Flat Iron Steak Vs. Flank Steak: BBQ Showdown

Flat iron and flank steaks are just two of the beef cuts that would have been ground or eaten by butchers in previous eras. More recently, they have become trendy and found their way to …

Flat Iron Steak Vs. Flank Steak

Flat iron and flank steaks are just two of the beef cuts that would have been ground or eaten by butchers in previous eras. More recently, they have become trendy and found their way to menus in high-end restaurants as chefs seek out ways to cut costs.
The flat iron name comes from the fact that this steak’s shape is reminiscent of the flat side of a clothes iron. Flat iron steaks are prized for their tenderness; in fact, they are considered the second most tender beef muscle after the tenderloin. These steaks are so tender that they do not need marination to tenderize them.

Flank steaks are also known as London broil and are tougher. They must be sliced against the grain to make it possible to chew them; however, they are more flavorful than most other steaks. It is a good idea to marinate them to make them more tender.

Flat Iron Steak Vs. Flank Steak
Flank Steak
flat iron steak
Flat Iron Steak

These two steaks are similar in some ways, but also have some important differences. Let’s take a closer look at what makes them special in another BBQ Showdown.

How do flat iron and flank steaks differ in flavor?

Flat iron steaks have good marbling along with their distinctive tenderness and have a rich flavor because of their fat content. Flank steak is known more for its strong beefy flavor than for its tenderness. It has a lot of flavor despite the fact that it is a relatively lean cut. The flavor may result from the fact that it comes from a part of the cow that gets significant blood flow.

What parts of the cow provide these two cuts?

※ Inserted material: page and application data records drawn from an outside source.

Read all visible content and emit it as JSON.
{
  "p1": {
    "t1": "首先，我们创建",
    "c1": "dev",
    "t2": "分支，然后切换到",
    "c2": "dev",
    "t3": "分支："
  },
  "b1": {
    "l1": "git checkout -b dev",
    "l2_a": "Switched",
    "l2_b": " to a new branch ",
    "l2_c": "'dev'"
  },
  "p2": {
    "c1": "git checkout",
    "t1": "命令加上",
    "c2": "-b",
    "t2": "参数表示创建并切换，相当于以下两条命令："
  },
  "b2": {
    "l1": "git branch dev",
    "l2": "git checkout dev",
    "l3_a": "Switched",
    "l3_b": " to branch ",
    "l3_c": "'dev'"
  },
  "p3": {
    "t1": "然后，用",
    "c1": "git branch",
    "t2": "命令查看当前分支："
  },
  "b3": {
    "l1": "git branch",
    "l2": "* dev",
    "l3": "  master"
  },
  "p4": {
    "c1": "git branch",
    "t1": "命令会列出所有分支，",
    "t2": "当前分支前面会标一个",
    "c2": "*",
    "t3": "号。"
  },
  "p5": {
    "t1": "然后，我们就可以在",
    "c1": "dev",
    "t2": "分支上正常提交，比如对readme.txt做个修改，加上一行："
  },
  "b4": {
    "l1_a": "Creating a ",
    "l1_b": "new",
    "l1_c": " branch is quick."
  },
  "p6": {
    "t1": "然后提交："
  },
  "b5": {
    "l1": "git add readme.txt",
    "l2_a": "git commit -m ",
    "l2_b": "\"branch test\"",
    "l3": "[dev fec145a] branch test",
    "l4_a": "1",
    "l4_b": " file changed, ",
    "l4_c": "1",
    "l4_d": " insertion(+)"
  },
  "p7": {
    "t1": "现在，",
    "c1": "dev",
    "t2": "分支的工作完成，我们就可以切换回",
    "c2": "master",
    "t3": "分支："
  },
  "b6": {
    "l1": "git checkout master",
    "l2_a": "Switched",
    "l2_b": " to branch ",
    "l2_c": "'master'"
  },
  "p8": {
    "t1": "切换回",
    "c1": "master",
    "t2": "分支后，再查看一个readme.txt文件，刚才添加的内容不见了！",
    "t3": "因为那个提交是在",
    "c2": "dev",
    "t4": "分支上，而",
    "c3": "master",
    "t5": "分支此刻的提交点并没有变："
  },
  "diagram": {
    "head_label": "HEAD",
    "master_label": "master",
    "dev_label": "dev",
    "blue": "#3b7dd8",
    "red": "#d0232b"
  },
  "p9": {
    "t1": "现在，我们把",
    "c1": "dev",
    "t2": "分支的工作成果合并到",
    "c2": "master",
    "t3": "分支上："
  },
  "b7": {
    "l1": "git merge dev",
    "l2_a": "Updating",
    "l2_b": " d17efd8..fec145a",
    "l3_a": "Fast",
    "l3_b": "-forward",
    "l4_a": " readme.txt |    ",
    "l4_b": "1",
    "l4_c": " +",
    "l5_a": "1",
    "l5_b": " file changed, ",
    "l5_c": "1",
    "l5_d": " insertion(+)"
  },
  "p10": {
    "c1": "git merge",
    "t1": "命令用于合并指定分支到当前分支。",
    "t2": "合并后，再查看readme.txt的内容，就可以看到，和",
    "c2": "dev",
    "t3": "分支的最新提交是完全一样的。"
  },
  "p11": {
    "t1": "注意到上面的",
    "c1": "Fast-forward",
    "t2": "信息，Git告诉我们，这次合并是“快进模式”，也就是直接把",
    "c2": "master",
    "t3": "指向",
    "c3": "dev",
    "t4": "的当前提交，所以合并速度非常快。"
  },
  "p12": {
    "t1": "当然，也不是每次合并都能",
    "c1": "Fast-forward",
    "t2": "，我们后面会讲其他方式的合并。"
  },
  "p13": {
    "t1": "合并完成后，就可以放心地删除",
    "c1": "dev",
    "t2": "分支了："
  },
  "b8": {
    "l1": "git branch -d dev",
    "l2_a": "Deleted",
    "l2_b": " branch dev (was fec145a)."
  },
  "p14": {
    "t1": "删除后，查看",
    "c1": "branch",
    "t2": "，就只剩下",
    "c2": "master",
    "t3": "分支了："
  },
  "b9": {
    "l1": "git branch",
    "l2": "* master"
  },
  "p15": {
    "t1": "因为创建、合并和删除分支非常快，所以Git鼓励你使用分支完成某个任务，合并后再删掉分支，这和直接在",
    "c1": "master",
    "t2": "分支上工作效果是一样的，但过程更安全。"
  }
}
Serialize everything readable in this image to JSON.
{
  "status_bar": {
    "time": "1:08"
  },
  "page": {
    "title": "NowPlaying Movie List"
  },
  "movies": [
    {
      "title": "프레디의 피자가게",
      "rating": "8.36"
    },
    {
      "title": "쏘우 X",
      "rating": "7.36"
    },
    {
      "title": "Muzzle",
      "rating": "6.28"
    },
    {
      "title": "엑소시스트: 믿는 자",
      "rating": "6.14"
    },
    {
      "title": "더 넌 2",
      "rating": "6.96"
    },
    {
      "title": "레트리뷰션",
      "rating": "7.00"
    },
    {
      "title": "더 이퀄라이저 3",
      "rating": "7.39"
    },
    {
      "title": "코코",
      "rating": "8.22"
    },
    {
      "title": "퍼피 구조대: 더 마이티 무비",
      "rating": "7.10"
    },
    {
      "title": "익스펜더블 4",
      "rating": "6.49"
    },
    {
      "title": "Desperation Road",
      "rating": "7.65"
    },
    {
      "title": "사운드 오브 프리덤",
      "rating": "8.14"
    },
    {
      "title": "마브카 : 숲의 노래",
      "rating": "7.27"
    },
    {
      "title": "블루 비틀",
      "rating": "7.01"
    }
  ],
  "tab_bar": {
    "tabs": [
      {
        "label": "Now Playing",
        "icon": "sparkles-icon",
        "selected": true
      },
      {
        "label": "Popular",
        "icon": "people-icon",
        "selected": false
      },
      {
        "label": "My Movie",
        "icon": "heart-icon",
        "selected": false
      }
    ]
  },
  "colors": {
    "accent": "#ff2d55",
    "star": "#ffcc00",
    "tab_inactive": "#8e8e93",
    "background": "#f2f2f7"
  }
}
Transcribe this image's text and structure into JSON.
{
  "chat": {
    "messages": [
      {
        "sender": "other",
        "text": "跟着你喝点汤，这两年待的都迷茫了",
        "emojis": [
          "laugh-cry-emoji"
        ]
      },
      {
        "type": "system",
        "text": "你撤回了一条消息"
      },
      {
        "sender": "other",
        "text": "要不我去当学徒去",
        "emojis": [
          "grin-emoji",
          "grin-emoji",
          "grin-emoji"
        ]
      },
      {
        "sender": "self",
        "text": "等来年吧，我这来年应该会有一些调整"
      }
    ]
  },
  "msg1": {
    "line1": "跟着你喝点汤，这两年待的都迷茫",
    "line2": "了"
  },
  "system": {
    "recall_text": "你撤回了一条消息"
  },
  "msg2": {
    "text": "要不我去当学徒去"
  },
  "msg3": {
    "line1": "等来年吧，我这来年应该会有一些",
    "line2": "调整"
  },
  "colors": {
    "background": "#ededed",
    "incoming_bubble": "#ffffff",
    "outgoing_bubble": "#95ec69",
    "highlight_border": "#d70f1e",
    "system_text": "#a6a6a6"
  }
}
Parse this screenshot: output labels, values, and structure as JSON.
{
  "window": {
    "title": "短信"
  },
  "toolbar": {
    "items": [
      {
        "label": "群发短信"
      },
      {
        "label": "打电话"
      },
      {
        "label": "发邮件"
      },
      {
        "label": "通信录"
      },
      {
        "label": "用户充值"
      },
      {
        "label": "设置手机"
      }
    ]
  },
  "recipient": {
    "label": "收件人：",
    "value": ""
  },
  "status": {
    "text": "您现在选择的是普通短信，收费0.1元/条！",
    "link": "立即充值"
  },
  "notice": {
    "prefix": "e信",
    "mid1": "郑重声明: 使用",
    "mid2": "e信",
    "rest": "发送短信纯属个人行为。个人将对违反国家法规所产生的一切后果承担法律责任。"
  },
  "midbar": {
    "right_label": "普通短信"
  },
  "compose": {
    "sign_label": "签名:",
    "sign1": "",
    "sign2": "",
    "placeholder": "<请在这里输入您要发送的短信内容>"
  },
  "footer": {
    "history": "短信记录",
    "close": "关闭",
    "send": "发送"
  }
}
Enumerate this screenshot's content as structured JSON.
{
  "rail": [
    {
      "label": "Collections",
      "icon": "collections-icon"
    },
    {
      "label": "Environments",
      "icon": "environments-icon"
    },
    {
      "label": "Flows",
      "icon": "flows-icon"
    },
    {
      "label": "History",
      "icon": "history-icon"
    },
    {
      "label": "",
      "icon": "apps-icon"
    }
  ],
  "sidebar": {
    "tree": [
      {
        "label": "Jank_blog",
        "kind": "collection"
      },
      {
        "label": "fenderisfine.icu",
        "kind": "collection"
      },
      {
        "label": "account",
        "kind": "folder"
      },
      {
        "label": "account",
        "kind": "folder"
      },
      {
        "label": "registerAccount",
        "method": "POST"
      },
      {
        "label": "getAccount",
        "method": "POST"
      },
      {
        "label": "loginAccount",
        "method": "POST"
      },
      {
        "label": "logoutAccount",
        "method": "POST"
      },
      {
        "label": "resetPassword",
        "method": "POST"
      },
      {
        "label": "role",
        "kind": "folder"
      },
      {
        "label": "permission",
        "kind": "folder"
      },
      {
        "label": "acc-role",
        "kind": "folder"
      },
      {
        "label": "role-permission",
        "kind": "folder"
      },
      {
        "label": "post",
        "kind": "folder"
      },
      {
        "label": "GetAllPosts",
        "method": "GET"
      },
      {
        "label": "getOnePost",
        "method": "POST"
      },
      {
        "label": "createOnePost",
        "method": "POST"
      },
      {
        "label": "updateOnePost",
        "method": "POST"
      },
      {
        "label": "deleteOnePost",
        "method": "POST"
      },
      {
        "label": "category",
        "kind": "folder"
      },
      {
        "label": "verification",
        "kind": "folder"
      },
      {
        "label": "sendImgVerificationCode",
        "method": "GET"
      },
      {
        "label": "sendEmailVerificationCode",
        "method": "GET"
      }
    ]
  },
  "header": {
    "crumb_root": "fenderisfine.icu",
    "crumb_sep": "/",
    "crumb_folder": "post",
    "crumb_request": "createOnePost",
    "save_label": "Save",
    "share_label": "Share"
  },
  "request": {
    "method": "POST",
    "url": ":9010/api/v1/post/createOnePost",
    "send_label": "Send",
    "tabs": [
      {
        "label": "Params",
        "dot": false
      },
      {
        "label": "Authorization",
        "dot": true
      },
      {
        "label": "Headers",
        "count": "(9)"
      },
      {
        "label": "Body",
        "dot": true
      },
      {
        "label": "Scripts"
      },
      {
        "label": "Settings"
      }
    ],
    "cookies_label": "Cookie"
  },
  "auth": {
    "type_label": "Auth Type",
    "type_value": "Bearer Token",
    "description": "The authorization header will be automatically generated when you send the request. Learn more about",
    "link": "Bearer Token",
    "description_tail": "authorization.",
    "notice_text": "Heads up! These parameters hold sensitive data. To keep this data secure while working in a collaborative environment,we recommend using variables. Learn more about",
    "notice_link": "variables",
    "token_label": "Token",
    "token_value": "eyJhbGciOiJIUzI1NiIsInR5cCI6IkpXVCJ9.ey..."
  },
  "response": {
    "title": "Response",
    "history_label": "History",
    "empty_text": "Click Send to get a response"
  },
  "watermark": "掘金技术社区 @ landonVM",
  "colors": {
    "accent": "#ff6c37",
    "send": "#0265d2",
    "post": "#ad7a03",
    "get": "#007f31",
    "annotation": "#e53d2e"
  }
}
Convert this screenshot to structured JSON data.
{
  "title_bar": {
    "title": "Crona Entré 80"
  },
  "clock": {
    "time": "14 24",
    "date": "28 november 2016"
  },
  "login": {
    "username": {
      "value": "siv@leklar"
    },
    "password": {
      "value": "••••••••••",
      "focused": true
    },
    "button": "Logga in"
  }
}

Flat iron steaks are cut from the chuck primal, which means that they are from the shoulder section of the cow. To get these steaks, the butcher must cut along the connective tissue inside the meat. This is because the steak has a line of that connective tissue running through it. If left in place, the gristle can make it a less-than-appealing cut called a top blade steak. It only becomes a flat iron steak once the connective tissue is removed.

Flank steaks come from the flank primal located in the abdominal area of the cow. These steaks come from the rear part of the abdomen, towards the hind legs. A whole flank steak is about 12 inches long and 5-6 inches wide. Flank steaks are usually around one inch thick. One steak will usually be enough to feed about four people. Because the muscles that comprise a flank steak do a lot of work, flank steaks have a lot of tough fibers.

Is one easier to grill than the other?

Flat iron steak is ideal for the grill and can be grilled much like any other flat steak, including hanger and skirt steaks. The meat is dense, so you will want to adjust your heat based on the thickness of your cut. The best way to go about it is to sear on high heat and then finish on medium high heat.

You can use the same method to grill flank steaks but to maximize tenderness, you may want to sear over medium high heat and move down to medium heat.

Which is more expensive?

Flat iron steaks and flank steaks are usually around the same price. Flat iron is often a few cents less than flank steaks, but this can vary from region to region and store to store.

When should you use flat iron steaks and when should you use flank steaks?

If you want the most tender budget steak available, opt for flat iron; however, it can be a challenge to find this cut in most grocery stores since they are usually sold off to restaurants. Flank steaks are easier to find and still fairly easy to cook. If you want an affordable steak for carne asada or if you just like richly flavored cuts, you will want to opt for flank.